* EXERCISE DESCRIPTION
Each entry that follows is to be copied exactly, minus any pictures.
SOURCE MATERIAL below:
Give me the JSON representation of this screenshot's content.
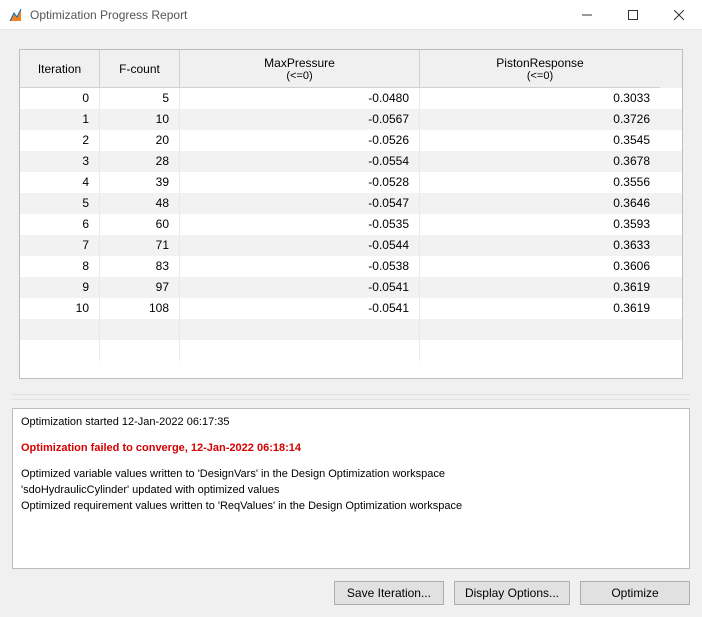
{
  "window": {
    "title": "Optimization Progress Report"
  },
  "table": {
    "headers": {
      "iteration": "Iteration",
      "fcount": "F-count",
      "maxpressure": "MaxPressure",
      "maxpressure_sub": "(<=0)",
      "piston": "PistonResponse",
      "piston_sub": "(<=0)"
    },
    "rows": [
      {
        "iteration": "0",
        "fcount": "5",
        "maxpressure": "-0.0480",
        "piston": "0.3033"
      },
      {
        "iteration": "1",
        "fcount": "10",
        "maxpressure": "-0.0567",
        "piston": "0.3726"
      },
      {
        "iteration": "2",
        "fcount": "20",
        "maxpressure": "-0.0526",
        "piston": "0.3545"
      },
      {
        "iteration": "3",
        "fcount": "28",
        "maxpressure": "-0.0554",
        "piston": "0.3678"
      },
      {
        "iteration": "4",
        "fcount": "39",
        "maxpressure": "-0.0528",
        "piston": "0.3556"
      },
      {
        "iteration": "5",
        "fcount": "48",
        "maxpressure": "-0.0547",
        "piston": "0.3646"
      },
      {
        "iteration": "6",
        "fcount": "60",
        "maxpressure": "-0.0535",
        "piston": "0.3593"
      },
      {
        "iteration": "7",
        "fcount": "71",
        "maxpressure": "-0.0544",
        "piston": "0.3633"
      },
      {
        "iteration": "8",
        "fcount": "83",
        "maxpressure": "-0.0538",
        "piston": "0.3606"
      },
      {
        "iteration": "9",
        "fcount": "97",
        "maxpressure": "-0.0541",
        "piston": "0.3619"
      },
      {
        "iteration": "10",
        "fcount": "108",
        "maxpressure": "-0.0541",
        "piston": "0.3619"
      }
    ]
  },
  "log": {
    "lines": [
      {
        "text": "Optimization started 12-Jan-2022 06:17:35",
        "error": false
      },
      {
        "text": "",
        "error": false
      },
      {
        "text": "Optimization failed to converge, 12-Jan-2022 06:18:14",
        "error": true
      },
      {
        "text": "",
        "error": false
      },
      {
        "text": "Optimized variable values written to 'DesignVars' in the Design Optimization workspace",
        "error": false
      },
      {
        "text": "'sdoHydraulicCylinder' updated with optimized values",
        "error": false
      },
      {
        "text": "Optimized requirement values written to 'ReqValues' in the Design Optimization workspace",
        "error": false
      }
    ]
  },
  "buttons": {
    "save_iteration": "Save Iteration...",
    "display_options": "Display Options...",
    "optimize": "Optimize"
  }
}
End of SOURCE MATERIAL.
* WRITTEN SOLUTION
Give me the JSON representation of this screenshot's content.
{
  "window": {
    "title": "Optimization Progress Report"
  },
  "table": {
    "headers": {
      "iteration": "Iteration",
      "fcount": "F-count",
      "maxpressure": "MaxPressure",
      "maxpressure_sub": "(<=0)",
      "piston": "PistonResponse",
      "piston_sub": "(<=0)"
    },
    "rows": [
      {
        "iteration": "0",
        "fcount": "5",
        "maxpressure": "-0.0480",
        "piston": "0.3033"
      },
      {
        "iteration": "1",
        "fcount": "10",
        "maxpressure": "-0.0567",
        "piston": "0.3726"
      },
      {
        "iteration": "2",
        "fcount": "20",
        "maxpressure": "-0.0526",
        "piston": "0.3545"
      },
      {
        "iteration": "3",
        "fcount": "28",
        "maxpressure": "-0.0554",
        "piston": "0.3678"
      },
      {
        "iteration": "4",
        "fcount": "39",
        "maxpressure": "-0.0528",
        "piston": "0.3556"
      },
      {
        "iteration": "5",
        "fcount": "48",
        "maxpressure": "-0.0547",
        "piston": "0.3646"
      },
      {
        "iteration": "6",
        "fcount": "60",
        "maxpressure": "-0.0535",
        "piston": "0.3593"
      },
      {
        "iteration": "7",
        "fcount": "71",
        "maxpressure": "-0.0544",
        "piston": "0.3633"
      },
      {
        "iteration": "8",
        "fcount": "83",
        "maxpressure": "-0.0538",
        "piston": "0.3606"
      },
      {
        "iteration": "9",
        "fcount": "97",
        "maxpressure": "-0.0541",
        "piston": "0.3619"
      },
      {
        "iteration": "10",
        "fcount": "108",
        "maxpressure": "-0.0541",
        "piston": "0.3619"
      }
    ]
  },
  "log": {
    "lines": [
      {
        "text": "Optimization started 12-Jan-2022 06:17:35",
        "error": false
      },
      {
        "text": "",
        "error": false
      },
      {
        "text": "Optimization failed to converge, 12-Jan-2022 06:18:14",
        "error": true
      },
      {
        "text": "",
        "error": false
      },
      {
        "text": "Optimized variable values written to 'DesignVars' in the Design Optimization workspace",
        "error": false
      },
      {
        "text": "'sdoHydraulicCylinder' updated with optimized values",
        "error": false
      },
      {
        "text": "Optimized requirement values written to 'ReqValues' in the Design Optimization workspace",
        "error": false
      }
    ]
  },
  "buttons": {
    "save_iteration": "Save Iteration...",
    "display_options": "Display Options...",
    "optimize": "Optimize"
  }
}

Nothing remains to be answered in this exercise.